Where the hell am I?
I should have stopped to ask for directions but I was on an unmarked dirt road and the only sign of life was an electrified fence with two signs: One said, “No Trespassing!” The other said, “Protected by Smith and Wesson.” I have lived around these sorts of people all my life. They really DO have guns and they are NOT posting about them to be funny…
(This was before GPS changed my life.)
Waiting in the car for a few more minutes in an attempt to gather courage did not really help. I gave up and hopped out, slinging the giant red leather computer bag with all of my equipment over one shoulder. I pushed open the gate with a sturdy stick just in case. Getting electrocuted before I even introduced myself would have been awkward.
How could this be the right place?
She was so sweet and kind when I saw her at the office. She had begged me to see her mother, to get her on hospice. They had to have a doctor’s order, but there was no way she could get her to the office and I could not write an order for someone I had never seen.
I trekked up the driveway. It was littered with debris. Tires. Half of a car. Rusted metal oil drums. Sweat started to run down my back. Was it the heat? I had goosebumbs…. Why did I ever agree to this? I don’t DO housecalls.
“Never again!” I muttered under my breath.

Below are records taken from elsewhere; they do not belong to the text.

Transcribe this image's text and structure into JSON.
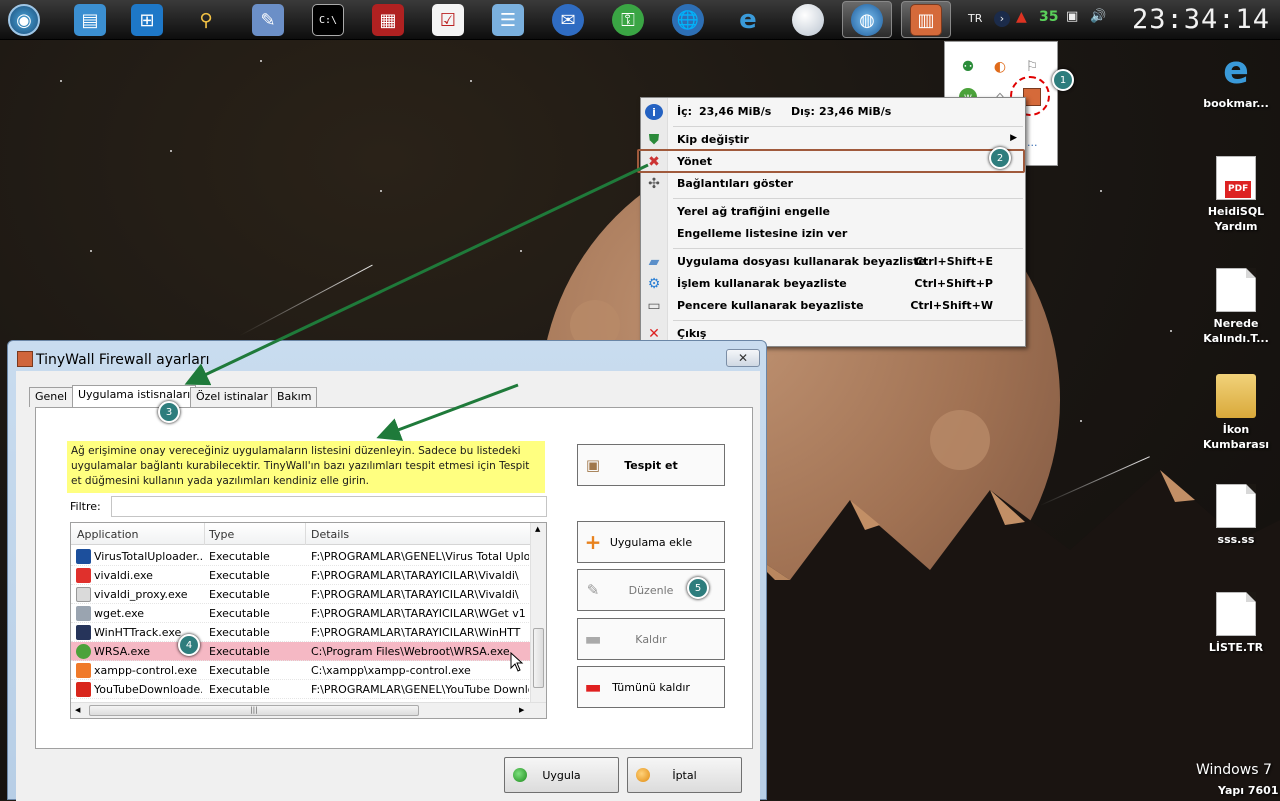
{
  "taskbar": {
    "lang": "TR",
    "tray_badge": "35",
    "clock": "23:34:14"
  },
  "context_menu": {
    "stats_in_label": "İç:",
    "stats_in_value": "23,46 MiB/s",
    "stats_out_label": "Dış:",
    "stats_out_value": "23,46 MiB/s",
    "items": [
      {
        "label": "Kip değiştir",
        "shortcut": "",
        "icon": "shield-icon"
      },
      {
        "label": "Yönet",
        "shortcut": "",
        "icon": "tools-icon"
      },
      {
        "label": "Bağlantıları göster",
        "shortcut": "",
        "icon": "network-icon"
      },
      {
        "label": "Yerel ağ trafiğini engelle",
        "shortcut": "",
        "icon": ""
      },
      {
        "label": "Engelleme listesine izin ver",
        "shortcut": "",
        "icon": ""
      },
      {
        "label": "Uygulama dosyası kullanarak beyazliste",
        "shortcut": "Ctrl+Shift+E",
        "icon": "file-icon"
      },
      {
        "label": "İşlem kullanarak beyazliste",
        "shortcut": "Ctrl+Shift+P",
        "icon": "gear-icon"
      },
      {
        "label": "Pencere kullanarak beyazliste",
        "shortcut": "Ctrl+Shift+W",
        "icon": "window-icon"
      },
      {
        "label": "Çıkış",
        "shortcut": "",
        "icon": "exit-icon"
      }
    ]
  },
  "markers": [
    "1",
    "2",
    "3",
    "4",
    "5"
  ],
  "dialog": {
    "title": "TinyWall Firewall ayarları",
    "tabs": [
      "Genel",
      "Uygulama istisnaları",
      "Özel istinalar",
      "Bakım"
    ],
    "active_tab": 1,
    "hint": "Ağ erişimine onay vereceğiniz uygulamaların listesini düzenleyin. Sadece bu listedeki uygulamalar bağlantı kurabilecektir. TinyWall'ın bazı yazılımları tespit etmesi için Tespit et düğmesini kullanın yada yazılımları kendiniz elle girin.",
    "filter_label": "Filtre:",
    "filter_value": "",
    "columns": [
      "Application",
      "Type",
      "Details"
    ],
    "rows": [
      {
        "app": "VirusTotalUploader...",
        "type": "Executable",
        "details": "F:\\PROGRAMLAR\\GENEL\\Virus Total Uplo",
        "color": "#1c4f9c",
        "selected": false
      },
      {
        "app": "vivaldi.exe",
        "type": "Executable",
        "details": "F:\\PROGRAMLAR\\TARAYICILAR\\Vivaldi\\",
        "color": "#e0302c",
        "selected": false
      },
      {
        "app": "vivaldi_proxy.exe",
        "type": "Executable",
        "details": "F:\\PROGRAMLAR\\TARAYICILAR\\Vivaldi\\",
        "color": "#dadada",
        "selected": false
      },
      {
        "app": "wget.exe",
        "type": "Executable",
        "details": "F:\\PROGRAMLAR\\TARAYICILAR\\WGet v1",
        "color": "#9aa4b0",
        "selected": false
      },
      {
        "app": "WinHTTrack.exe",
        "type": "Executable",
        "details": "F:\\PROGRAMLAR\\TARAYICILAR\\WinHTT",
        "color": "#26345a",
        "selected": false
      },
      {
        "app": "WRSA.exe",
        "type": "Executable",
        "details": "C:\\Program Files\\Webroot\\WRSA.exe",
        "color": "#4ba23a",
        "selected": true
      },
      {
        "app": "xampp-control.exe",
        "type": "Executable",
        "details": "C:\\xampp\\xampp-control.exe",
        "color": "#f07a2a",
        "selected": false
      },
      {
        "app": "YouTubeDownloade...",
        "type": "Executable",
        "details": "F:\\PROGRAMLAR\\GENEL\\YouTube Downlo",
        "color": "#d9261c",
        "selected": false
      }
    ],
    "side_buttons": [
      {
        "label": "Tespit et",
        "icon": "box-icon",
        "disabled": false
      },
      {
        "label": "Uygulama ekle",
        "icon": "plus-icon",
        "disabled": false
      },
      {
        "label": "Düzenle",
        "icon": "pencil-icon",
        "disabled": true
      },
      {
        "label": "Kaldır",
        "icon": "minus-icon",
        "disabled": true
      },
      {
        "label": "Tümünü kaldır",
        "icon": "minus-icon",
        "disabled": false
      }
    ],
    "ok_label": "Uygula",
    "cancel_label": "İptal"
  },
  "desktop_icons": [
    {
      "label": "bookmar...",
      "icon": "ie-icon"
    },
    {
      "label": "HeidiSQL Yardım",
      "icon": "pdf-icon"
    },
    {
      "label": "Nerede Kalındı.T...",
      "icon": "document-icon"
    },
    {
      "label": "İkon Kumbarası",
      "icon": "folder-icon"
    },
    {
      "label": "sss.ss",
      "icon": "document-icon"
    },
    {
      "label": "LİSTE.TR",
      "icon": "document-icon"
    }
  ],
  "os": {
    "name": "Windows 7",
    "build": "Yapı 7601"
  },
  "colors": {
    "highlight_border": "#a05a3c",
    "selected_row": "#f5b8c4",
    "hint_bg": "#ffff80",
    "marker": "#2e7d7d",
    "arrow": "#1f7a3a"
  }
}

As I approached the house, which was in an advanced state of disrepair, a large dog began a deep, gutteral bark/howl and threw himself against the door. He sounded BIG.
At least the snarling brute was on the inside.
I tried the doorbell. No sound. I knocked. No response. I knocked again, louder. Still nothing. As I was turning to walk away, there was a series of noises that signaled a lock being turned. Then another. And another. One more. The door cracked open.
The wrinkled eye peering warily through the crack, just above the door chain? I recognized it. Thank God! I breathed a sigh of relief.
I WAS in the right place after all.
“Give me a minute to lock up Bruce,” she said, closing the door again.
Shouting, scrabbling, and more growling ensued. Then I heard the door chain being removed and the door opened all of the way.
“Sorry. Since Frank died, I have to be careful.” She leaned in close and whispered, “There are people who would rape someone like me…”
I was ushered across the matted shag carpet through the entryway. Her mother was lying in a hospital bed in the living room, TV blaring. A pile of angular bones and skin. Advanced dementia.
I calculated her age. She was 98.
“She barely eats.”
I started to examine her. She groaned as I shifted her arms and legs looking for pressure sores. There were none. She was well cared for.
I paused to survey the cluttered surroundings.
There were dozens of breathtakingly beautiful paintings tacked up, covering the walls from floor to ceiling. Landscapes. Portraits.
“Who did these?”
Suddenly, the woman in the bed was no longer the wordless body with the thinning white hair, unseeing eyes, and skin that hung off of her like speckled drapery. She was an artist. Her voice was all over these walls.
And that is why I love house calls. No one is ever who you expect them to be.